ast tine around I wrote about the pain of performing triage on a lifetime of possessions and my fear that discarding things would erase the people they belonged to.
Since that piece, I realized that there might be an effective — and maybe better — way to remember these objects and the people associated with them. It’s too late for photos, but not for writing. So here’s a selected record of motley objects I no longer own:
- A yellowed and crackly plastic folder of things from my old refrigerator.
- Three birthday cards, including one showing Dr. Seuss’s “Thing One and Thing Two.”
- Several name tags from parents’ weekends at my children’s schools.
- Pictures of antique German postcards showing dachshunds dressed in dirndls and lederhosen.
- Grease-encrusted refrigerator magnets with sassy sayings and a cooking conversion table from metric to Imperial measurements.

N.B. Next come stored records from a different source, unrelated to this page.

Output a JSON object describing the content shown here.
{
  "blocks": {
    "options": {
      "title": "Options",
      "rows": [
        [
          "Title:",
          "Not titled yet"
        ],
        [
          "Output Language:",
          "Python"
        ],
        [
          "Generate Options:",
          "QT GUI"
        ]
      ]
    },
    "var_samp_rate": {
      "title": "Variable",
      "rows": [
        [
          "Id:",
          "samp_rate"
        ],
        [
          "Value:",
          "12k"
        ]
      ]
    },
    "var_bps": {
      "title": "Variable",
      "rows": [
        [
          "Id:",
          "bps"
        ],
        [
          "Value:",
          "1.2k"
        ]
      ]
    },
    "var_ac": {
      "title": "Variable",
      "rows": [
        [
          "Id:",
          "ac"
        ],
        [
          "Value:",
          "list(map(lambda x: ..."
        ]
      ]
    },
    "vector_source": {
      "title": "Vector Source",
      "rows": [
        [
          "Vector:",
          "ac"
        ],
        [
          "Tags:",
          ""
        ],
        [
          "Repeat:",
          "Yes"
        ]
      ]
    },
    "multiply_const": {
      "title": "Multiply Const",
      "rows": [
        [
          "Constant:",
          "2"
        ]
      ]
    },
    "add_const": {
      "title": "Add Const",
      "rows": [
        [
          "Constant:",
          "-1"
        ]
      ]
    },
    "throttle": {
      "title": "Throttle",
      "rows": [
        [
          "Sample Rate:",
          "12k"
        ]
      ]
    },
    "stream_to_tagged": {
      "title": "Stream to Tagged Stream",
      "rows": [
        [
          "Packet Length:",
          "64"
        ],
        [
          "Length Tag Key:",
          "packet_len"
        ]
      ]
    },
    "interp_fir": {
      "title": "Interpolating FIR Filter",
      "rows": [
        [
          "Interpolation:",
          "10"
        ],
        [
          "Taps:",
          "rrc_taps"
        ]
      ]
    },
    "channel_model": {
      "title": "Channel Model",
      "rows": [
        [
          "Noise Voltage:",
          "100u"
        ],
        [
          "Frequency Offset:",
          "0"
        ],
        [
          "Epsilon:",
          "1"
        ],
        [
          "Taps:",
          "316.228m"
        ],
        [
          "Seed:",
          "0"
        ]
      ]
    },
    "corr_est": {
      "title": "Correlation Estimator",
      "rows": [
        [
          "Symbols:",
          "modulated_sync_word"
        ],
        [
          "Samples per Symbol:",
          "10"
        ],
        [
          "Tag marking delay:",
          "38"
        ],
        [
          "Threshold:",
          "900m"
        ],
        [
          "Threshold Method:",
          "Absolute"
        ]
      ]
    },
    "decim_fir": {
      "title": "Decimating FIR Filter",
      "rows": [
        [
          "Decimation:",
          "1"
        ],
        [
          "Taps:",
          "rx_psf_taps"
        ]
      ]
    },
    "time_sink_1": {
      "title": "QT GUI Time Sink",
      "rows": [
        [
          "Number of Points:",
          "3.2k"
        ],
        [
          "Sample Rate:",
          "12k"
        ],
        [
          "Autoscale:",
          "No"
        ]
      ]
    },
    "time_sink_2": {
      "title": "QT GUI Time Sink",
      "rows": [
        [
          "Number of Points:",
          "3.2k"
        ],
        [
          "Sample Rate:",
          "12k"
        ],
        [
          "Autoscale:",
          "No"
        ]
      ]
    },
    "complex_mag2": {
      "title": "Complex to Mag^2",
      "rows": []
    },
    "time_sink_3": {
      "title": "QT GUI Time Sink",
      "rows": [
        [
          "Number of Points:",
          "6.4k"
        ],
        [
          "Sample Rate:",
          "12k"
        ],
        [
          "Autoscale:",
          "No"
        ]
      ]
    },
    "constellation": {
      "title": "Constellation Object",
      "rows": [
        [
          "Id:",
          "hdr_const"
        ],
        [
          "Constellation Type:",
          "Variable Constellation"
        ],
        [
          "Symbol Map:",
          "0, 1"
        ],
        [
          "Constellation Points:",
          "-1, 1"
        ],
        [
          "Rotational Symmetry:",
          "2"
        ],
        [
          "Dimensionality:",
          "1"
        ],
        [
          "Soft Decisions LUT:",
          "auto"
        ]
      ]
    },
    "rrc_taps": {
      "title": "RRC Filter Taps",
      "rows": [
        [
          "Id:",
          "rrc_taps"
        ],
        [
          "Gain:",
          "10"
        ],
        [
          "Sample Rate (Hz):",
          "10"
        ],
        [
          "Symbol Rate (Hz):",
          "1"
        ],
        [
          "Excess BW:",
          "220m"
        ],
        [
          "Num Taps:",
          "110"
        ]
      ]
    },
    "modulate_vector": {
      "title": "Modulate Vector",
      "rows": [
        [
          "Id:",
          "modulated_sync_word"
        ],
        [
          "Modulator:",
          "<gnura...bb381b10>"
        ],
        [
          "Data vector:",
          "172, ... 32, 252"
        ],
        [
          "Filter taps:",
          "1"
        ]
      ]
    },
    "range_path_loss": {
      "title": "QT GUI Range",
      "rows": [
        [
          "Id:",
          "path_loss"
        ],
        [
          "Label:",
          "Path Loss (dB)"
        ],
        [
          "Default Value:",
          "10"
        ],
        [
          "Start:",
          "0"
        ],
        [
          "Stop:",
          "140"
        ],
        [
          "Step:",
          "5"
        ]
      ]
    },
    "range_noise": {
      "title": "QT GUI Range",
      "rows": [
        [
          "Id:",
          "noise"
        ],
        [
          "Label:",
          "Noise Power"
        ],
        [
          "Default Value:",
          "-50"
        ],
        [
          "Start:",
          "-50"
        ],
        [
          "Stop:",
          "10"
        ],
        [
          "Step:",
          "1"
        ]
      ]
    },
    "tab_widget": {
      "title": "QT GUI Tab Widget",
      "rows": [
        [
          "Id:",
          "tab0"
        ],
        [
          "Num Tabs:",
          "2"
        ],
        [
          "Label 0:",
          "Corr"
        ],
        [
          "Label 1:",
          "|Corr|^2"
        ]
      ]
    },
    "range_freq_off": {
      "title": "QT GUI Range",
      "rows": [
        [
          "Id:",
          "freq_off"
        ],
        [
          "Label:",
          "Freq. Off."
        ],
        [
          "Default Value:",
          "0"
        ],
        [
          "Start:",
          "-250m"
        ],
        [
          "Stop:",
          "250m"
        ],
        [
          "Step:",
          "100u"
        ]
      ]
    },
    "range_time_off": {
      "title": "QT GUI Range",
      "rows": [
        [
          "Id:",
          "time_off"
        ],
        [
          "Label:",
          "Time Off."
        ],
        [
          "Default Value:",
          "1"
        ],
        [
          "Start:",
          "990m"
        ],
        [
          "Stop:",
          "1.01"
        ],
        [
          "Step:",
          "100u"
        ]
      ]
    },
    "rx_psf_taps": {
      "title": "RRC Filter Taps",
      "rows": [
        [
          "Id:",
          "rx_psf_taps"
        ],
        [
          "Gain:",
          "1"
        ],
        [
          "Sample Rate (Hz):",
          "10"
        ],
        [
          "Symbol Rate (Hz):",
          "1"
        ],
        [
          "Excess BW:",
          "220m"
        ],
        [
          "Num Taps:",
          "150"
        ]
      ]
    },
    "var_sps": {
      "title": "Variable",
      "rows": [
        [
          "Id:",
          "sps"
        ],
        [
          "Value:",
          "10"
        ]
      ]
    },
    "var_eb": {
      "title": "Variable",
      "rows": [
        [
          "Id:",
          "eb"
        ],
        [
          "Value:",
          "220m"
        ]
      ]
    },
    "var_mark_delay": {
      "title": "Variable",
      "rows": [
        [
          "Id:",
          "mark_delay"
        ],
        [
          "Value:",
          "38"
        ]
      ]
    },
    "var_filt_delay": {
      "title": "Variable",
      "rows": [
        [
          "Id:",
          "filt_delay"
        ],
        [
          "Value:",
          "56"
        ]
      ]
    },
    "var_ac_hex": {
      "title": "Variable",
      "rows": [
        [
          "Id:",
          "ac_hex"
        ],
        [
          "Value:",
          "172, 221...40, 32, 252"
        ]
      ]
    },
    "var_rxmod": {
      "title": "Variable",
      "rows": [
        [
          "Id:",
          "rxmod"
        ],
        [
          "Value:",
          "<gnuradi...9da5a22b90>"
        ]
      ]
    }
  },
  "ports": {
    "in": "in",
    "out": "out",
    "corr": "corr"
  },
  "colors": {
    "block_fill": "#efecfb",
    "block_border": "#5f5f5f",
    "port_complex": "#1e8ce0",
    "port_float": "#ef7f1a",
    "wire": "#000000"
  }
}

- My mother’s bicycle. Purchased second hand in 1942 so that she could ride to her Victory Garden despite fuel rationing. Mom’s other friends drove Lincoln Continentals or Crown Victorias their husbands bought for them. But Mom rode this bike well into her eighties. The formerly forest-green bike was rusty. The wicker basket and much-repaired sheepskin seat cover, what really made it Mom’s bike, were long gone. I put the bike out by my mailbox, New England-style. Whoever took it probably uses it as a garden ornament. A fitting end.
- Weird books people gave me; crackpot theories, dodgy history, and vanity books. Some people give books because they think you would like them. Others give books they like or think you should like. These went to be resold by a charity that promotes literacy. Here is their chance to find new owners more open to liking them than I.
- Silk and lace lingerie. These are not reminders of lost people and times but of a lost me. Silk makes excellent rags for dusting.
- A 19th-century Russian painting. It shows a soldier, wearing a Napoleonic-era uniform and clutching a tattered flag, breathing his last in a companion’s arms. My father bought it in Moscow in the 1970s in a state-run shop where people sold personal possessions for hard currency. My parents, whose lives were shaped by the Great Depression and a century of world wars and upheavals, had a self-imposed mission to provide a loving home for the possessions of people who “fell on evil days.” My own home was not a loving one for this lugubrious and clumsily-painted battlefield scene. It sold at auction to a man who loves history and thought it was “really cool.” My parent’s mission is accomplished, just not by me.
- Four sets of binoculars; all of German origin. Stiff and dusty, they were in cracked leather cases with musty velvet linings. The stories that I am sure are behind them never reached my ears. Their smell reminded me of happy days searching for channel markers on the Mississippi. But I still have two more, plus newer and more lightweight models that work smoothly. These don’t stain my hands with disintegrating leather and could never have contributed to Allied casualties, like the German ones might have. The binoculars went to a thrift shop, where I hope they end up in peaceful hands.
- A leather knapsack my father bought in Austria. This went to a dear friend who will feed the dried pigskin and replace the missing buckles. My father would be thrilled.
- A federal-style dresser that was in my childhood bedroom. It was also my grandmother’s. I have several other similar, equally hard-to-place behemoths. I gave this to a carpenter who split wood for me. Because he vastly underestimated his time (and cost), he refused to charge me for the full hours. He had been looking for a piece just like this and was rapturous about its wood and craftsmanship. He carted it away and everyone was happy.
- More paintings. Dad bought these twin Scottish landscapes in Hong Kong. They still had their dealer’s original labels and were dated “1830s.”A quick Google search revealed the artist worked in Australia from the 1950s to the 1970s. At auction, someone paid five times what Google said they were worth. Once again, everyone was happy.
I will never know if the feelings of my departed relatives or long-lost friends have been hurt by my choices. I do know that although the process may have been sad, the end was not. All these things went to new lives and probably better ones.
People who are not writers think we possess magical powers. They think writing is a magically liberating process or that having words in print confers some sort of immortality. This is an illusion.
However, writing about these things has kept them and the memory of their owners alive. And that is magic indeed.